Another major component of California’s Statewide Mental Health Prevention and Early Intervention Programs was its suicide prevention initiative. In accordance to the Centers for Disease Control and Prevention (CDC), suicide is among the leading causes for death in youths. According to the Suicide Awareness Voices of Education (SAVE), approximately 800,000 people die by suicide each year, which is about one death every 40 seconds. PEI’s approaches to suicide prevention include reducing access to lethal means, responding to crises effectively, and providing high-quality mental health care to those who have mental health needs. PEI also works to increase awareness, knowledge and skills among those who may have opportunities to intervene and facilitate access to appropriate mental health care.
In 2012, CalMHSA implemented a statewide mass media effort called Know the Signs, whose slogan is “Pain Isn’t Always Obvious.” According to RAND Corporation, “The Know the Signs suicide prevention campaign was strongly aligned with the best practices and is one of the best media campaigns on the subject.” It’s also very important to note that those who were exposed to the Know the Signs campaign’s materials reported being more confident in intervening with those who may be at risk of suicide.
Another part of the California Suicide Prevention Initiative is Applied Suicide Intervention Skills Training (ASIST). ASIST is an evidence-based training that provides people with the knowledge and skills that are needed to intervene with individuals who may be at risk of suicide.
PEI’s student mental health approaches are designed to promote a school and campus climate that reflects heightened awareness and sensitivity to mental health conditions among students of all ages and backgrounds.

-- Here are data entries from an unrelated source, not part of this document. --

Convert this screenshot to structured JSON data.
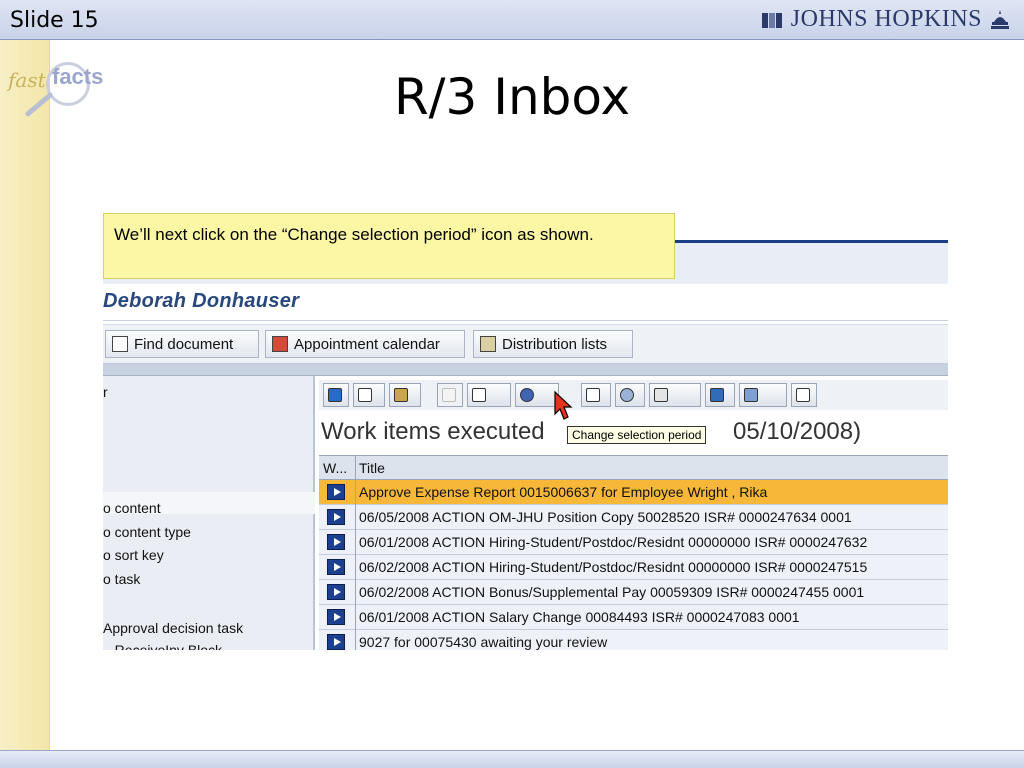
{
  "slide": {
    "number_label": "Slide 15",
    "brand": "JOHNS HOPKINS",
    "logo_fast": "fast",
    "logo_facts": "facts",
    "title": "R/3 Inbox",
    "callout": "We’ll next click on the “Change selection period” icon as shown."
  },
  "sap": {
    "user_name": "Deborah Donhauser",
    "buttons": [
      {
        "label": "Find document",
        "icon": "binoculars-icon"
      },
      {
        "label": "Appointment calendar",
        "icon": "calendar-icon"
      },
      {
        "label": "Distribution lists",
        "icon": "distribution-list-icon"
      }
    ],
    "left_panel": {
      "top_fragment": "r",
      "items": [
        "o content",
        "o content type",
        "o sort key",
        "o task"
      ],
      "bottom_item": "Approval decision task",
      "cut_item": "...ReceiveInv Block"
    },
    "workitems_title": "Work items executed",
    "workitems_date": "05/10/2008)",
    "tooltip": "Change selection period",
    "grid_headers": {
      "w": "W...",
      "title": "Title"
    },
    "rows": [
      {
        "title": "Approve Expense Report 0015006637 for Employee Wright , Rika",
        "highlight": true
      },
      {
        "title": "06/05/2008 ACTION OM-JHU Position Copy 50028520 ISR# 0000247634 0001",
        "highlight": false
      },
      {
        "title": "06/01/2008 ACTION Hiring-Student/Postdoc/Residnt 00000000 ISR# 0000247632",
        "highlight": false
      },
      {
        "title": "06/02/2008 ACTION Hiring-Student/Postdoc/Residnt 00000000 ISR# 0000247515",
        "highlight": false
      },
      {
        "title": "06/02/2008 ACTION Bonus/Supplemental Pay 00059309 ISR# 0000247455 0001",
        "highlight": false
      },
      {
        "title": "06/01/2008 ACTION Salary Change 00084493 ISR# 0000247083 0001",
        "highlight": false
      },
      {
        "title": "9027 for 00075430 awaiting your review",
        "highlight": false
      }
    ],
    "colors": {
      "highlight_row": "#f7b83a",
      "row_bg": "#eef2f8",
      "header_bg": "#dde3ec",
      "accent": "#1b3e86"
    }
  }
}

One example of how this is done is by supporting students who are coping with emotional or behavior issues and stress by providing staff, faculty, peer leaders, or family members with the knowledge and skills to support, identify, and respond to specific mental health conditions or populations.
In the CalMHSA Student Mental Health initiative section of the project, programs fell into three major categories: trainings, online resources, and networking/collaboration activities. The K-12 programs facilitating the networking/collaboration activities include the California Department of Education (CDE), the California County Superintendents Educational Services Association (CCSESA), as well as other college and university systems.
A large number of training on mental health done by PEI was administered to staff in California’s K-12 schools as well as staff and students in California’s higher education systems (ie. colleges and universities). Some of the trainings were informed by research literature, which focused on increasing the knowledge of student risk and protective factors, school and community resources, intervention strategies, as well as ways to promote mentally healthy environments. In both K-12 and higher level education systems, RAND found many benefits from the trainings as well as that the trainings provided by PEI reached a large number of people. RAND also found that after the training, participants reported greater confidence to intervene with students who may be at risk as well as greater confidence to refer students to mental health professionals.
PEI programming is ongoing and is helping both students and staff in schools, colleges, and universities to better understand mental health conditions and what individuals can do in order to help both themselves or someone in need. California’s Statewide Mental Health Prevention and Early Intervention Programs are instilling confidence in those with mental health conditions as well as those who could provide assistance to those who are dealing with a mental health condition. CalMHSA continues to destigmatize mental health and promote the education of the public on mental health as well as mental health conditions.